“smiles are on all faces,”

What'll it be stranger?
How can I make you feel so good, and so bad, at the same time?
Maybe there's something wrong with me, that I can't see?
Love like yours will surely come my way.

Ah, an explanation apparently.

Tie me down.


Mafia Wives

It would be really nice, when running a website/weblog/whatever, to make a list of links of 'interesting things', and keywords which trigger those links. So you don't have to bother linking them. Like how origin of life links to cdk007's video on abiogensis.

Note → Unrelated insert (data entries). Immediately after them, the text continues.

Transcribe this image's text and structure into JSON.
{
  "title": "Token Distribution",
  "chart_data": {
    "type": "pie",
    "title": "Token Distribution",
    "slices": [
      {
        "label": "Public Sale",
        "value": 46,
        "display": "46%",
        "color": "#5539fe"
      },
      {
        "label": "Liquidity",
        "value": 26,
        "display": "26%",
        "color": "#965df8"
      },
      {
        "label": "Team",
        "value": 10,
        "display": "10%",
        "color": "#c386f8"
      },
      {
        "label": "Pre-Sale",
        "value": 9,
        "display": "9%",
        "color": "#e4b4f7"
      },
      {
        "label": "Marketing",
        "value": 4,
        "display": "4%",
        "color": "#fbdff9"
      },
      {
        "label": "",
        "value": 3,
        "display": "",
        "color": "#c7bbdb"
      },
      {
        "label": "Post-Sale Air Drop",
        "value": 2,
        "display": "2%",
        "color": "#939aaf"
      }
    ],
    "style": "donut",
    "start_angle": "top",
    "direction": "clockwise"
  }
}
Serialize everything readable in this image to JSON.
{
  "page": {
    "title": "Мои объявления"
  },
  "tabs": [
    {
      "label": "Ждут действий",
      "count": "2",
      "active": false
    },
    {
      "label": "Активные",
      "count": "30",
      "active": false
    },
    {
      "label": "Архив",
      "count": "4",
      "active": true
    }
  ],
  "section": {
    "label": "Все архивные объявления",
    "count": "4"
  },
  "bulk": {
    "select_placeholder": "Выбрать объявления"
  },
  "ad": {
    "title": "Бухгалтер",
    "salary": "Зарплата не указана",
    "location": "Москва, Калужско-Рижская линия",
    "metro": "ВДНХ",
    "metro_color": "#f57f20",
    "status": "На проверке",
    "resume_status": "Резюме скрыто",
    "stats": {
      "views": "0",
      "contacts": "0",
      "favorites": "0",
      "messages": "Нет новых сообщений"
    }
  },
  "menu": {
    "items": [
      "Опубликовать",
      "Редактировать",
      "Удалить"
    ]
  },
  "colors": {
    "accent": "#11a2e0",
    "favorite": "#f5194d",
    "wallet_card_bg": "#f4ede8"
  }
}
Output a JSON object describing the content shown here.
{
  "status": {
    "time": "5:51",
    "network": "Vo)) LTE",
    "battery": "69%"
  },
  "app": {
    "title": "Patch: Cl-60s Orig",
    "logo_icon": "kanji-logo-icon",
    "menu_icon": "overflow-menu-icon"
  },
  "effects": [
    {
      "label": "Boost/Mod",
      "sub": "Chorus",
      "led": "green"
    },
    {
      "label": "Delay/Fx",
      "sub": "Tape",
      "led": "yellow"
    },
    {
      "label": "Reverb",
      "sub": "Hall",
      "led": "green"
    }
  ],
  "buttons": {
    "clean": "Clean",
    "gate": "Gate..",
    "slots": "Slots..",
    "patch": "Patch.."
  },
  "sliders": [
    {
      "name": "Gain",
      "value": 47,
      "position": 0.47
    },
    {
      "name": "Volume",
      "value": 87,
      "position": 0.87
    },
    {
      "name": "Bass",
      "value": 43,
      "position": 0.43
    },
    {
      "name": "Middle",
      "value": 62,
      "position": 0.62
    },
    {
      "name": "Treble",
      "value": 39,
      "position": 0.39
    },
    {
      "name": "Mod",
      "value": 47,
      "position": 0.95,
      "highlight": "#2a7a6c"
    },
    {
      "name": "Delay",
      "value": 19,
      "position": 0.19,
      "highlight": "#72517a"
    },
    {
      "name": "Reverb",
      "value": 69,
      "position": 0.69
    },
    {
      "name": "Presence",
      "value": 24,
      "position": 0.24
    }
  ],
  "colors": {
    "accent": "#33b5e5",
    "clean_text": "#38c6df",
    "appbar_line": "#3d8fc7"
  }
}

You know those abusive relationships? Where the one person remains with the other person despite physical abuse? All those jokes like, "he loves me, he really does", or "my husband beats me sunglasses", or, "I fell down the stairs to save time", and you know how confusing it is that people stay in those relationships? You ask yourself, "why would anyone put up with that bullshit?" Well the same question applies to what many people think of as their relationships with a god. Many christians and muslims (as well as other faiths I'm sure), seem to believe that a god will punish the unfaithful, or the disobedient, or the genuinely curious (myself), or the doubters, or the lovers, or the adventurous... or honestly, the human. Even if I could somehow convince myself that allah, or the god of many christians, or jesus, or the god of the old testament, existed, I would continue to reject any relationship with any of them, if only because I think it is an unhealthy relationship.

Heartbreaking beauty.
It'll be different.
The star of her own tragedy.
It'll break your heart.

Why am I heartfelt when I am alone, but seriously nervous when I'm near a pretty girl? What does that?

"Any problem on earth can be solved, with the careful application of explosives."
"And suddenly you're in love with everything"
"Knowing, that you don't know, is the most essential step to knowing, you know?"

panoply - a complete or impressive collection of things. A splendid display.

Math as language—excellent idea!

Absolutely brilliant.

How wrong can you be?
I can't believe that you actually died.
Shower notes: views/ratings = outline size/color/objec size?
Idea/solution wiki: lists problems, allows various branched solutions to be posed

I forgive everyone, for everything, always. Except arguments/debates/discussions where I get the impression that my opponent is merely disagreeing for the sake of disagreeing, or out of spite, or some other petty reason. That really seems to dedicate me to proving out my point.

Plausible and possible are great words for science.
Make a page to describe what is meant by the word certainty, in terms of science, and also what is currently thought of as a certainty, in science, and why. (I.e., the law of the conservation of energy began as a conservation of mass, or momentum, or numerous other more specific ideas. The conservation of energy however is so general, it seems very unlikely to be toppled in any way. Though science demands the attitude that it may yet be toppled anyway.)

"We turn ourselves in now they'll give us 20 years in the electric chair!"

I just wondered, is the length of the wick that remains above the candle wax directly determined by the capillary action of the melted candle wax sucking up the wick?

Here's a fun and simple question: given a volume of 1 cubic inch, what is the relative change in pressure when the surface area changes by 1 square inch?
I voted for sequoia voting systems machine number DRE 700 Serial # 34491
ab initio

And it's beginning to get to me.

"I'm not the enemy."—"then who are you?"

This is a pretty neat article. It explains why scientists suspect that Saturn's moon Rhea may have rings. Apparently the wikipedia article does a fairly good job of explaining it as well.

This is an awesome java applet that allows you to (roughly) investigate the phenomena of light mill (or Crookes radiometer).
And this is a simulation of traffic, so you can learn why traffic jams can form for no real reason at all.